= RECORD EXCERPTS =
* * *

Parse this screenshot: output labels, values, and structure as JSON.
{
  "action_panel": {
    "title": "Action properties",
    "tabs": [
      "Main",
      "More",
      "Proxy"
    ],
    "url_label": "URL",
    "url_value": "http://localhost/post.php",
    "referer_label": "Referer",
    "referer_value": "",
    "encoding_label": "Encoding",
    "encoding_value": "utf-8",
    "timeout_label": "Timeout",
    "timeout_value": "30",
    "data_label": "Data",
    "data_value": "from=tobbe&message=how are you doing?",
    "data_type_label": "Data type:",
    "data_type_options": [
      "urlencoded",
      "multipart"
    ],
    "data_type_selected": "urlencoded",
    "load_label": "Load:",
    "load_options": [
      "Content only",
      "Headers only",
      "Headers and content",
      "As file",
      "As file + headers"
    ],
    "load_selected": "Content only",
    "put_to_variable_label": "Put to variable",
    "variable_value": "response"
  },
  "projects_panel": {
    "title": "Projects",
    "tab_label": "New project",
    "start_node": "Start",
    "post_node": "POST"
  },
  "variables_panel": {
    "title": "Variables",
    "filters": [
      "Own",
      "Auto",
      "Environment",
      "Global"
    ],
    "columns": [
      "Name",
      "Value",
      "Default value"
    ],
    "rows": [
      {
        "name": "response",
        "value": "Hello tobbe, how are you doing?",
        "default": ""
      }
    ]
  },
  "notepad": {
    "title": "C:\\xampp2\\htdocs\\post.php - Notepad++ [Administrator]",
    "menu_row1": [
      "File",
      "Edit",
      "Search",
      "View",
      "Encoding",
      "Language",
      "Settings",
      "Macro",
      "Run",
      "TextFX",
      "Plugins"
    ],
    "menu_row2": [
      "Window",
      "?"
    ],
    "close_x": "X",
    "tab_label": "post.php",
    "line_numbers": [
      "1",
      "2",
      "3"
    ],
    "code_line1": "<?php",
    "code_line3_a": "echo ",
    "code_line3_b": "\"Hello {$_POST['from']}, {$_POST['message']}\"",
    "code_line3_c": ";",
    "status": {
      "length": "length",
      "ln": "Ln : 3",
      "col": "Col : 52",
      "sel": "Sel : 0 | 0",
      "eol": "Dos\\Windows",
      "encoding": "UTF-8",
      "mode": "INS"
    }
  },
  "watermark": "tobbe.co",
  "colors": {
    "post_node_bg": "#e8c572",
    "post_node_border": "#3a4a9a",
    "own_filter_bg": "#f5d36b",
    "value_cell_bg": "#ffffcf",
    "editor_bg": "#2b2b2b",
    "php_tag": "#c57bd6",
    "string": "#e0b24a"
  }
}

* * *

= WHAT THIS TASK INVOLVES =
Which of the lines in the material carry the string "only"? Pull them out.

= TASK SOLUTION =
      "Content only",
      "Headers only",
    "load_selected": "Content only",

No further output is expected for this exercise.